+++ Given information +++

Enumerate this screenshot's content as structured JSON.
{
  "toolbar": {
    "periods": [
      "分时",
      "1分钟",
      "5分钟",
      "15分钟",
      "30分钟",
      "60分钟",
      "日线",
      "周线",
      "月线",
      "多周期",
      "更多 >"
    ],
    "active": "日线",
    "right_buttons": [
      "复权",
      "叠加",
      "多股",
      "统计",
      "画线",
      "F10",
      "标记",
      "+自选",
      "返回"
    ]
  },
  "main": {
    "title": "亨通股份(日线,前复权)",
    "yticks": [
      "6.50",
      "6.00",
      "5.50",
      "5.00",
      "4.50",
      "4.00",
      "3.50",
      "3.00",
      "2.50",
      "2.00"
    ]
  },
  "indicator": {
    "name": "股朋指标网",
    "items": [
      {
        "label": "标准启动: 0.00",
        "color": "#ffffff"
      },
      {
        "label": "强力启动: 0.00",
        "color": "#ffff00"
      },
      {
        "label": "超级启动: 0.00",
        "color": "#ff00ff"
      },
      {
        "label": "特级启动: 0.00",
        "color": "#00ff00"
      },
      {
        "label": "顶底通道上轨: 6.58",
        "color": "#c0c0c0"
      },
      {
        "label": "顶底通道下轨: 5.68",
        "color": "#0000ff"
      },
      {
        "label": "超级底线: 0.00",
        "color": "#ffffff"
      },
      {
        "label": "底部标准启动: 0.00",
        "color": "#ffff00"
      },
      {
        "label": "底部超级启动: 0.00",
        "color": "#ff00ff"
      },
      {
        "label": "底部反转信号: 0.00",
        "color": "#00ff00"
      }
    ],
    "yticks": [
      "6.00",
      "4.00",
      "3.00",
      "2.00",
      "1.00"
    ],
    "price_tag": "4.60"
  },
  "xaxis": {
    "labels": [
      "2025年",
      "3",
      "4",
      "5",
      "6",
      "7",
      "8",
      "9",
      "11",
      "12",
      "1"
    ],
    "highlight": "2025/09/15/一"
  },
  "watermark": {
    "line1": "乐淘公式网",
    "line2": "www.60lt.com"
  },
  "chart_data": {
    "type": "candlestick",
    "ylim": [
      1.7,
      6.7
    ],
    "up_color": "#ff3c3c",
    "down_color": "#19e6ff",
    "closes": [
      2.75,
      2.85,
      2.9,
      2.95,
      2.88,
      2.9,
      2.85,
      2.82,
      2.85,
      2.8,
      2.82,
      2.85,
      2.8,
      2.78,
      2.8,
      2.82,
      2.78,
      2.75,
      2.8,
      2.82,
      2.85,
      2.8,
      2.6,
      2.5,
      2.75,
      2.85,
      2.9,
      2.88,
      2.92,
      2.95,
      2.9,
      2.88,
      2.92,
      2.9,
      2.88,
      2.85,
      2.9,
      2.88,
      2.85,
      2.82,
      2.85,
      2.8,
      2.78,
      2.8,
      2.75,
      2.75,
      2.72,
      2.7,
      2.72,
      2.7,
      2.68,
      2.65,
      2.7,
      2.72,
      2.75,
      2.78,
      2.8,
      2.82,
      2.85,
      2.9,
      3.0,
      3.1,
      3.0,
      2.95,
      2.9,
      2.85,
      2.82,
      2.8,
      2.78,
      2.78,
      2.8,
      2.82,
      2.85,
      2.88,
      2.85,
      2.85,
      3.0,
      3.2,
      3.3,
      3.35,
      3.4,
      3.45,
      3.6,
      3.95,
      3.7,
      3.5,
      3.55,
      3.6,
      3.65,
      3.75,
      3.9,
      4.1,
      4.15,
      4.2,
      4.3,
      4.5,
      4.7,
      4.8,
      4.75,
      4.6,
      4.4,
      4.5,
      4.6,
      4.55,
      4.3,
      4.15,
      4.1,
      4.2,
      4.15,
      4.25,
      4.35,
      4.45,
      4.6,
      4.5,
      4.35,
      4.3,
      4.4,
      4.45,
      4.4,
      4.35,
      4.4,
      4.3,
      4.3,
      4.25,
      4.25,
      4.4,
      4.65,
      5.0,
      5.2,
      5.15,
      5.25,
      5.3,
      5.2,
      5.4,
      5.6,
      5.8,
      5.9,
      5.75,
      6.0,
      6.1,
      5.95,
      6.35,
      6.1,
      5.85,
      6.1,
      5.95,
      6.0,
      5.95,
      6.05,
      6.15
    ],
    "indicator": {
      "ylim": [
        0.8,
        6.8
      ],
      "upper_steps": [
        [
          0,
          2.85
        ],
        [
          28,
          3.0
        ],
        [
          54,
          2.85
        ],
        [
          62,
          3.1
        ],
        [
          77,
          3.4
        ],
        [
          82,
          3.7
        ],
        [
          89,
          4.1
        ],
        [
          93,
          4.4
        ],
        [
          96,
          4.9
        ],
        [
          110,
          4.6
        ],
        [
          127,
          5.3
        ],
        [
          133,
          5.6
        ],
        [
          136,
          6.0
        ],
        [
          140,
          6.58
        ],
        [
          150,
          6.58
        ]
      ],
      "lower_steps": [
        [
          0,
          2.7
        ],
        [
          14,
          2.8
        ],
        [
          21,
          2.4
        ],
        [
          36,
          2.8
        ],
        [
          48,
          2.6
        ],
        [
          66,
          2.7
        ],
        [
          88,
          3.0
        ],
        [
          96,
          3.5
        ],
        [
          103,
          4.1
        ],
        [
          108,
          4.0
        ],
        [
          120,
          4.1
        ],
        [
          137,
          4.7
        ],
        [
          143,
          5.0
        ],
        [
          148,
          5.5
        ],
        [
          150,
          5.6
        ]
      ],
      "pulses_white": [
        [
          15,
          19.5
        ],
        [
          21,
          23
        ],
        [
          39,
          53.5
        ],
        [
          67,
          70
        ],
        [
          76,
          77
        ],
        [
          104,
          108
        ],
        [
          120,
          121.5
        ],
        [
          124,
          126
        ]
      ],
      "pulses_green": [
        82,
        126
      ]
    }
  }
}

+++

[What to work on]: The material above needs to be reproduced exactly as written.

[Finished exercise]:
Enumerate this screenshot's content as structured JSON.
{
  "toolbar": {
    "periods": [
      "分时",
      "1分钟",
      "5分钟",
      "15分钟",
      "30分钟",
      "60分钟",
      "日线",
      "周线",
      "月线",
      "多周期",
      "更多 >"
    ],
    "active": "日线",
    "right_buttons": [
      "复权",
      "叠加",
      "多股",
      "统计",
      "画线",
      "F10",
      "标记",
      "+自选",
      "返回"
    ]
  },
  "main": {
    "title": "亨通股份(日线,前复权)",
    "yticks": [
      "6.50",
      "6.00",
      "5.50",
      "5.00",
      "4.50",
      "4.00",
      "3.50",
      "3.00",
      "2.50",
      "2.00"
    ]
  },
  "indicator": {
    "name": "股朋指标网",
    "items": [
      {
        "label": "标准启动: 0.00",
        "color": "#ffffff"
      },
      {
        "label": "强力启动: 0.00",
        "color": "#ffff00"
      },
      {
        "label": "超级启动: 0.00",
        "color": "#ff00ff"
      },
      {
        "label": "特级启动: 0.00",
        "color": "#00ff00"
      },
      {
        "label": "顶底通道上轨: 6.58",
        "color": "#c0c0c0"
      },
      {
        "label": "顶底通道下轨: 5.68",
        "color": "#0000ff"
      },
      {
        "label": "超级底线: 0.00",
        "color": "#ffffff"
      },
      {
        "label": "底部标准启动: 0.00",
        "color": "#ffff00"
      },
      {
        "label": "底部超级启动: 0.00",
        "color": "#ff00ff"
      },
      {
        "label": "底部反转信号: 0.00",
        "color": "#00ff00"
      }
    ],
    "yticks": [
      "6.00",
      "4.00",
      "3.00",
      "2.00",
      "1.00"
    ],
    "price_tag": "4.60"
  },
  "xaxis": {
    "labels": [
      "2025年",
      "3",
      "4",
      "5",
      "6",
      "7",
      "8",
      "9",
      "11",
      "12",
      "1"
    ],
    "highlight": "2025/09/15/一"
  },
  "watermark": {
    "line1": "乐淘公式网",
    "line2": "www.60lt.com"
  },
  "chart_data": {
    "type": "candlestick",
    "ylim": [
      1.7,
      6.7
    ],
    "up_color": "#ff3c3c",
    "down_color": "#19e6ff",
    "closes": [
      2.75,
      2.85,
      2.9,
      2.95,
      2.88,
      2.9,
      2.85,
      2.82,
      2.85,
      2.8,
      2.82,
      2.85,
      2.8,
      2.78,
      2.8,
      2.82,
      2.78,
      2.75,
      2.8,
      2.82,
      2.85,
      2.8,
      2.6,
      2.5,
      2.75,
      2.85,
      2.9,
      2.88,
      2.92,
      2.95,
      2.9,
      2.88,
      2.92,
      2.9,
      2.88,
      2.85,
      2.9,
      2.88,
      2.85,
      2.82,
      2.85,
      2.8,
      2.78,
      2.8,
      2.75,
      2.75,
      2.72,
      2.7,
      2.72,
      2.7,
      2.68,
      2.65,
      2.7,
      2.72,
      2.75,
      2.78,
      2.8,
      2.82,
      2.85,
      2.9,
      3.0,
      3.1,
      3.0,
      2.95,
      2.9,
      2.85,
      2.82,
      2.8,
      2.78,
      2.78,
      2.8,
      2.82,
      2.85,
      2.88,
      2.85,
      2.85,
      3.0,
      3.2,
      3.3,
      3.35,
      3.4,
      3.45,
      3.6,
      3.95,
      3.7,
      3.5,
      3.55,
      3.6,
      3.65,
      3.75,
      3.9,
      4.1,
      4.15,
      4.2,
      4.3,
      4.5,
      4.7,
      4.8,
      4.75,
      4.6,
      4.4,
      4.5,
      4.6,
      4.55,
      4.3,
      4.15,
      4.1,
      4.2,
      4.15,
      4.25,
      4.35,
      4.45,
      4.6,
      4.5,
      4.35,
      4.3,
      4.4,
      4.45,
      4.4,
      4.35,
      4.4,
      4.3,
      4.3,
      4.25,
      4.25,
      4.4,
      4.65,
      5.0,
      5.2,
      5.15,
      5.25,
      5.3,
      5.2,
      5.4,
      5.6,
      5.8,
      5.9,
      5.75,
      6.0,
      6.1,
      5.95,
      6.35,
      6.1,
      5.85,
      6.1,
      5.95,
      6.0,
      5.95,
      6.05,
      6.15
    ],
    "indicator": {
      "ylim": [
        0.8,
        6.8
      ],
      "upper_steps": [
        [
          0,
          2.85
        ],
        [
          28,
          3.0
        ],
        [
          54,
          2.85
        ],
        [
          62,
          3.1
        ],
        [
          77,
          3.4
        ],
        [
          82,
          3.7
        ],
        [
          89,
          4.1
        ],
        [
          93,
          4.4
        ],
        [
          96,
          4.9
        ],
        [
          110,
          4.6
        ],
        [
          127,
          5.3
        ],
        [
          133,
          5.6
        ],
        [
          136,
          6.0
        ],
        [
          140,
          6.58
        ],
        [
          150,
          6.58
        ]
      ],
      "lower_steps": [
        [
          0,
          2.7
        ],
        [
          14,
          2.8
        ],
        [
          21,
          2.4
        ],
        [
          36,
          2.8
        ],
        [
          48,
          2.6
        ],
        [
          66,
          2.7
        ],
        [
          88,
          3.0
        ],
        [
          96,
          3.5
        ],
        [
          103,
          4.1
        ],
        [
          108,
          4.0
        ],
        [
          120,
          4.1
        ],
        [
          137,
          4.7
        ],
        [
          143,
          5.0
        ],
        [
          148,
          5.5
        ],
        [
          150,
          5.6
        ]
      ],
      "pulses_white": [
        [
          15,
          19.5
        ],
        [
          21,
          23
        ],
        [
          39,
          53.5
        ],
        [
          67,
          70
        ],
        [
          76,
          77
        ],
        [
          104,
          108
        ],
        [
          120,
          121.5
        ],
        [
          124,
          126
        ]
      ],
      "pulses_green": [
        82,
        126
      ]
    }
  }
}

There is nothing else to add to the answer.